* **TASK ITEM**: Repeat the records given below in full, with no changes.

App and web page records
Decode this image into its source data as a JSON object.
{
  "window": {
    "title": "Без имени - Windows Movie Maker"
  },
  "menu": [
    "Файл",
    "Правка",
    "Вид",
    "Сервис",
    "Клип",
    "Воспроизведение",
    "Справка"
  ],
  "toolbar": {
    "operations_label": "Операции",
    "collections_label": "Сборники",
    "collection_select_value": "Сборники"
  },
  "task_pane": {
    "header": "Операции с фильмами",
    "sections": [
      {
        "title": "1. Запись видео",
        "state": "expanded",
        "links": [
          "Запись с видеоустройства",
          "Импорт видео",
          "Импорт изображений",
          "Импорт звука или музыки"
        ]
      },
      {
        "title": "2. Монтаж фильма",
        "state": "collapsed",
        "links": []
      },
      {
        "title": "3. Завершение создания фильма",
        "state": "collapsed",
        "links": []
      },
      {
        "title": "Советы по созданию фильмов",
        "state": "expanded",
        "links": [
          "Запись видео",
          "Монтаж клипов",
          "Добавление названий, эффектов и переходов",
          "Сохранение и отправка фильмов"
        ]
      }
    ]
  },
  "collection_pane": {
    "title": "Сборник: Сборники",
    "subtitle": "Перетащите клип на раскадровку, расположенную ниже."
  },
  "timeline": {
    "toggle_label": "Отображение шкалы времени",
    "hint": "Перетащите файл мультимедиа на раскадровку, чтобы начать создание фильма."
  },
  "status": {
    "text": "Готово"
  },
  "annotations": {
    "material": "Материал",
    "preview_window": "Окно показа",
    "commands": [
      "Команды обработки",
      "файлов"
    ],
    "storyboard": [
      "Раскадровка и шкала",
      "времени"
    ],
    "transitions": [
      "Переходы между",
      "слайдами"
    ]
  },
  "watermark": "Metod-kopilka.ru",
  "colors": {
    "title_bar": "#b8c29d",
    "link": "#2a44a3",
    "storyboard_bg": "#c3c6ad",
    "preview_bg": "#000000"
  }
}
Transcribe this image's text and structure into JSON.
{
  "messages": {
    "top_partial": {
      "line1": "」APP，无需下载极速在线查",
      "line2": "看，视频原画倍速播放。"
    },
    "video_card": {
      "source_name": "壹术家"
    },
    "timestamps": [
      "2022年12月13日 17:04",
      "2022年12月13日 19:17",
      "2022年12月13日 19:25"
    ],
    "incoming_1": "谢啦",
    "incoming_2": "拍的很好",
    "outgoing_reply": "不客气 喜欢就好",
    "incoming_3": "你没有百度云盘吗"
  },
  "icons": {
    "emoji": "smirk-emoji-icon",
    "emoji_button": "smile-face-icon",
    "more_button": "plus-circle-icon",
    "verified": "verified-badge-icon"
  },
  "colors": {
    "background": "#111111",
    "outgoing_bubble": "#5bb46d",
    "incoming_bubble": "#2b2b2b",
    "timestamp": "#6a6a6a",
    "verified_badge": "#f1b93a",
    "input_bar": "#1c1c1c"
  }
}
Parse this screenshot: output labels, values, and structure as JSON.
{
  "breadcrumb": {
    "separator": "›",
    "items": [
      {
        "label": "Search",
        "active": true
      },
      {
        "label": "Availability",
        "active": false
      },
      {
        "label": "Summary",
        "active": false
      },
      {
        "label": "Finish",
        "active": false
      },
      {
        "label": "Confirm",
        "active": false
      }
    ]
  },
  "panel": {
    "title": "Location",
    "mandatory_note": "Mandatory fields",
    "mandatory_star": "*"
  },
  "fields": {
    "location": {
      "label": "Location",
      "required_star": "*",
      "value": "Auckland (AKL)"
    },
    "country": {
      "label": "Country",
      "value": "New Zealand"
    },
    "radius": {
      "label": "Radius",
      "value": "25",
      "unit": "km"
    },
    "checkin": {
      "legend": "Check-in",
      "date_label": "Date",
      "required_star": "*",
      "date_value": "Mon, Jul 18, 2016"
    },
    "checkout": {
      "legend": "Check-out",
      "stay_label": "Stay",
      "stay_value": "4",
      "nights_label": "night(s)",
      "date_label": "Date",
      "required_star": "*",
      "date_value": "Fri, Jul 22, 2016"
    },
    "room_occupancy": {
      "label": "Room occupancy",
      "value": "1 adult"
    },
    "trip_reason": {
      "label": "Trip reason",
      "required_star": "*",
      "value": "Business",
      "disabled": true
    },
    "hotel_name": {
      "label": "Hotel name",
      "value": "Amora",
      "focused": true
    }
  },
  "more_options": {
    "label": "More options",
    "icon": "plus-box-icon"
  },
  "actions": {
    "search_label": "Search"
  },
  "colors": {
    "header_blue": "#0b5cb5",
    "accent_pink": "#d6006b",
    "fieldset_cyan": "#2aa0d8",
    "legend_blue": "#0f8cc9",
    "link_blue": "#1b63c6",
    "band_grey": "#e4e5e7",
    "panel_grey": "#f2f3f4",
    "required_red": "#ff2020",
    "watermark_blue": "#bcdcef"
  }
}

* **OUTPUT OF THE EXERCISE**:
Decode this image into its source data as a JSON object.
{
  "window": {
    "title": "Без имени - Windows Movie Maker"
  },
  "menu": [
    "Файл",
    "Правка",
    "Вид",
    "Сервис",
    "Клип",
    "Воспроизведение",
    "Справка"
  ],
  "toolbar": {
    "operations_label": "Операции",
    "collections_label": "Сборники",
    "collection_select_value": "Сборники"
  },
  "task_pane": {
    "header": "Операции с фильмами",
    "sections": [
      {
        "title": "1. Запись видео",
        "state": "expanded",
        "links": [
          "Запись с видеоустройства",
          "Импорт видео",
          "Импорт изображений",
          "Импорт звука или музыки"
        ]
      },
      {
        "title": "2. Монтаж фильма",
        "state": "collapsed",
        "links": []
      },
      {
        "title": "3. Завершение создания фильма",
        "state": "collapsed",
        "links": []
      },
      {
        "title": "Советы по созданию фильмов",
        "state": "expanded",
        "links": [
          "Запись видео",
          "Монтаж клипов",
          "Добавление названий, эффектов и переходов",
          "Сохранение и отправка фильмов"
        ]
      }
    ]
  },
  "collection_pane": {
    "title": "Сборник: Сборники",
    "subtitle": "Перетащите клип на раскадровку, расположенную ниже."
  },
  "timeline": {
    "toggle_label": "Отображение шкалы времени",
    "hint": "Перетащите файл мультимедиа на раскадровку, чтобы начать создание фильма."
  },
  "status": {
    "text": "Готово"
  },
  "annotations": {
    "material": "Материал",
    "preview_window": "Окно показа",
    "commands": [
      "Команды обработки",
      "файлов"
    ],
    "storyboard": [
      "Раскадровка и шкала",
      "времени"
    ],
    "transitions": [
      "Переходы между",
      "слайдами"
    ]
  },
  "watermark": "Metod-kopilka.ru",
  "colors": {
    "title_bar": "#b8c29d",
    "link": "#2a44a3",
    "storyboard_bg": "#c3c6ad",
    "preview_bg": "#000000"
  }
}
Transcribe this image's text and structure into JSON.
{
  "messages": {
    "top_partial": {
      "line1": "」APP，无需下载极速在线查",
      "line2": "看，视频原画倍速播放。"
    },
    "video_card": {
      "source_name": "壹术家"
    },
    "timestamps": [
      "2022年12月13日 17:04",
      "2022年12月13日 19:17",
      "2022年12月13日 19:25"
    ],
    "incoming_1": "谢啦",
    "incoming_2": "拍的很好",
    "outgoing_reply": "不客气 喜欢就好",
    "incoming_3": "你没有百度云盘吗"
  },
  "icons": {
    "emoji": "smirk-emoji-icon",
    "emoji_button": "smile-face-icon",
    "more_button": "plus-circle-icon",
    "verified": "verified-badge-icon"
  },
  "colors": {
    "background": "#111111",
    "outgoing_bubble": "#5bb46d",
    "incoming_bubble": "#2b2b2b",
    "timestamp": "#6a6a6a",
    "verified_badge": "#f1b93a",
    "input_bar": "#1c1c1c"
  }
}
Parse this screenshot: output labels, values, and structure as JSON.
{
  "breadcrumb": {
    "separator": "›",
    "items": [
      {
        "label": "Search",
        "active": true
      },
      {
        "label": "Availability",
        "active": false
      },
      {
        "label": "Summary",
        "active": false
      },
      {
        "label": "Finish",
        "active": false
      },
      {
        "label": "Confirm",
        "active": false
      }
    ]
  },
  "panel": {
    "title": "Location",
    "mandatory_note": "Mandatory fields",
    "mandatory_star": "*"
  },
  "fields": {
    "location": {
      "label": "Location",
      "required_star": "*",
      "value": "Auckland (AKL)"
    },
    "country": {
      "label": "Country",
      "value": "New Zealand"
    },
    "radius": {
      "label": "Radius",
      "value": "25",
      "unit": "km"
    },
    "checkin": {
      "legend": "Check-in",
      "date_label": "Date",
      "required_star": "*",
      "date_value": "Mon, Jul 18, 2016"
    },
    "checkout": {
      "legend": "Check-out",
      "stay_label": "Stay",
      "stay_value": "4",
      "nights_label": "night(s)",
      "date_label": "Date",
      "required_star": "*",
      "date_value": "Fri, Jul 22, 2016"
    },
    "room_occupancy": {
      "label": "Room occupancy",
      "value": "1 adult"
    },
    "trip_reason": {
      "label": "Trip reason",
      "required_star": "*",
      "value": "Business",
      "disabled": true
    },
    "hotel_name": {
      "label": "Hotel name",
      "value": "Amora",
      "focused": true
    }
  },
  "more_options": {
    "label": "More options",
    "icon": "plus-box-icon"
  },
  "actions": {
    "search_label": "Search"
  },
  "colors": {
    "header_blue": "#0b5cb5",
    "accent_pink": "#d6006b",
    "fieldset_cyan": "#2aa0d8",
    "legend_blue": "#0f8cc9",
    "link_blue": "#1b63c6",
    "band_grey": "#e4e5e7",
    "panel_grey": "#f2f3f4",
    "required_red": "#ff2020",
    "watermark_blue": "#bcdcef"
  }
}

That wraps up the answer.